He had previously coached junior riders when his son took up BMX racing, and knew the ins-and-outs of being fast on the track. But the Northern Territorian had never raced on a bike.
That was until he was talked into taking part in a Father’s Day race.
“I was terrible, but I actually really enjoyed it,” Brad said.
“It reminded me – many years ago I used to be a power lifter and a body builder, it’s very much a power sport – it reminded me of that. And I figured as I was at the track four to five nights a week, I might as well do something else as well, not just be hanging around.”
Brad was hooked.
“It was the adrenaline factor. And in the older riders there’s a lot of good spirits, even at a national level before the race you all kind of say to each other ‘Stay upright, don’t fall off’. They go hard, very hard, but it’s a case of no one wants to see you with a broken collar bone or smashed up on the track.”
Now five years on, while his son no longer rides, Brad is gearing up for his second BMX Challenge in Glasgow at the UCI World Cycling Championships in August.
It’s a common story among fathers, says the president of the Red Centre BMX Club in Alice Springs.
“I’ve spoken to plenty of dads who end up riding way beyond when their kids started, and they actually started because of their kids,” Brad said.
It’s been a rapid rise from club races to the world level for Brad, who competed at his first BMX Challenge at the World Championships in Nantes, France last year.
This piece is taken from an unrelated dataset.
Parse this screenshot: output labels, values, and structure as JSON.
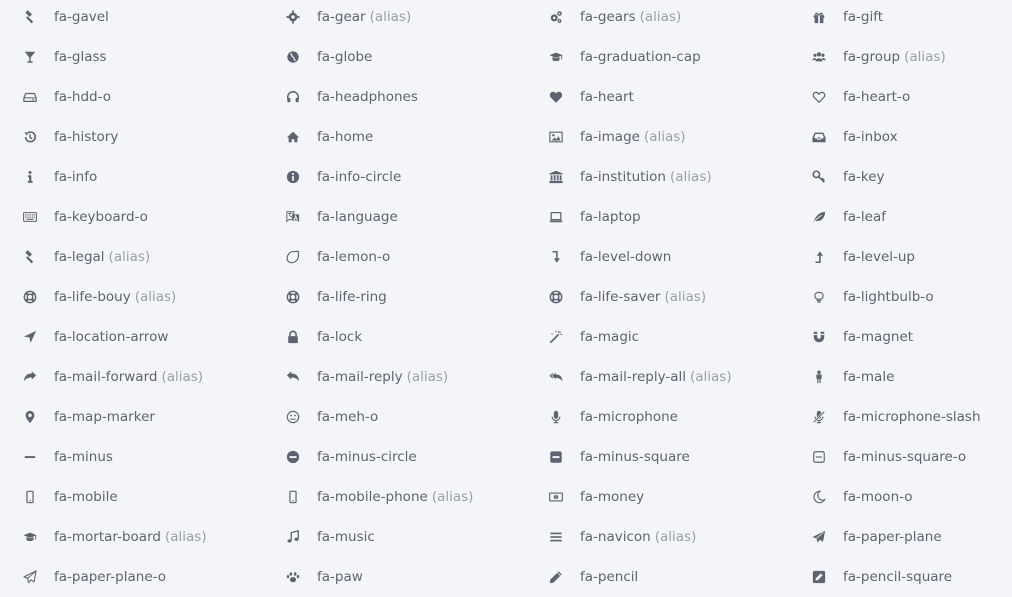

“I didn’t expect to do that well. I’ve only been riding about five years, so really at the end of the day as long as I didn’t fall of my bike, I was pretty happy.
“It’s a bit crazy when you are riding against people who have been riding since they were 10. They’ve been riding 40 years.
“There were a thousand riders on my day. I’d never seen anything of that magnitude and that scale.”
Despite being a late-comer to the sport, Brad finished 60th out of 120 riders in his 55+ age category.
Brad hopes to do even better this year in Glasgow, and is training at least four times a week, with a mix of sprint, track and skill work.
However, he thinks fitness will be the key to the race.
“Mostly it will just be getting my fitness up. That’s what I noticed last time. The pace is so much faster, and just getting your head in that space too. They were staging 100 motos at a time, which is like 80-90 riders at a time, and that’s usually what club rides are for the full race.”
"I'd like to do better than halfway; I'd like to crack the top 25 if I can."
More information about BMX Challenge racing, visit UCI BMX Racing.